Baron Frankenstein fashioned just one creature from the remnants of the dead,
but the Governments who have hijacked his discoveries see the advantage of
resurrection on an industrial scale. What better way to fight their
never-ending wars than with armies of obedient undead soldiers, recycled from
earlier battles? And how better to silence their own citizens who protest at
ceaseless conflict and plundered graveyards?
Set in the 1830s,
Frankenstein’s Legions details an alternative history in which Frankensteinian
science is a reality, revived after patchy prohibition by a second and even
more fanatical French Revolution. The republican regime, inspired by zeal and
desperation, has swept over Europe, employing inexhaustible swarms of
zombie-like (or Lazaroid) troops.

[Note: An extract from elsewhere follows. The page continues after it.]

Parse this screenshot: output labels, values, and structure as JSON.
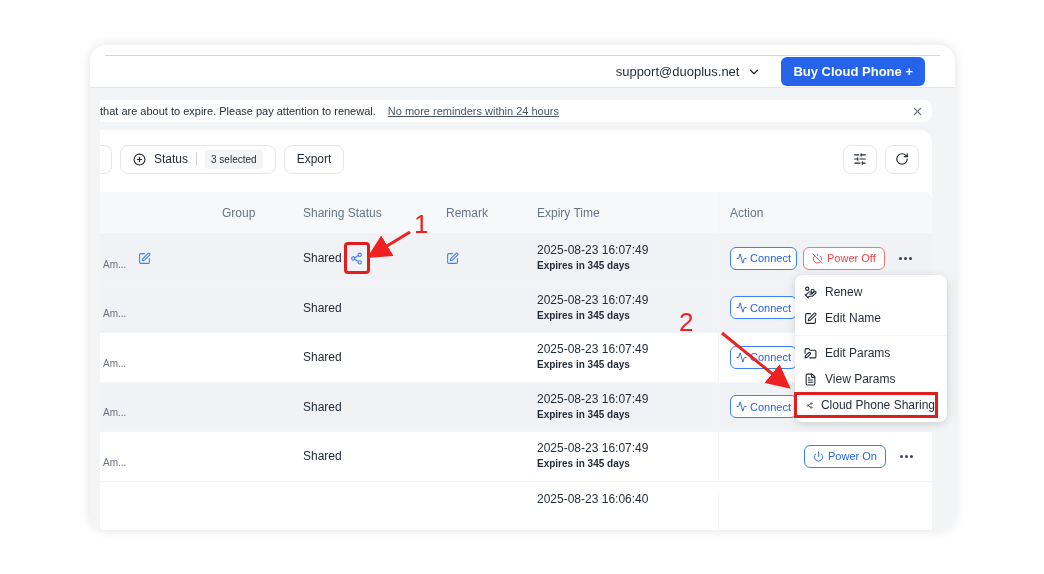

The remaining independent nations, including
England, are obliged to shed their scruples and likewise raise Lazaroid
Across this crazed and Gothic history stride Julius Frankenstein,
soldier nephew of the notorious scientist; Charles Babbage inventor of the
proto-computer Difference Engine; and the Honourable Augusta Ada, Countess of
Lovelace, genius daughter of Lord Byron. Pulling their strings – they believe
– are the puppetmasters Talleyrand, French statesman par excellence and now a
renegade in English employ; and Sir Percy Blakeney, sometime Scarlet Pimpernel
and current head of the British Secret Service.
Meanwhile, the French
have been unwise enough to revive their recently deceased Emperor. The
intention was simply to pick the brain of history’s foremost military mind.
However, the risen Emperor Napoleon is developing fresh ambitions of his own…
Admiral Slovo was a man of his time, but of more than one dimension..In his
sixteenth century, a pirate might be followed by the corpse of his victim,
walking across the ocean, until putrescence claimed it. Or an interview with
the Pope might be mirrored, exactly, by one with the Devil. Reality shifts
could cause a King to see his capital city shimmer into another Realm
Through such scenes of macabre hallucination, mayhem and murder, Slovo is a
man alone, set apart by his stoic beliefs from the rigours of human fears and
passions. As such, he was a valuable find for the Vehme, a clandestine,
subversive society that ensnared its members from an early age, securing
loyalties by the expedient methods of blackmail, bribery and barbarism.
But Slovo is more than a Vehmist puppet, and whether as a brigand on the high
seas, or emissary to the Borgias, or as the Pope’s Machiavellian Mr Fix-it, he
plots a course that suits his own ends as much as those of his paymasters. He
knows that, in the words of his mentor Marcus Aurelius, "in a brief while you
will be ashes of bare bones; a name, or perhaps not even a name". And there
are few things that cannot be solved by a stiletto in the eye.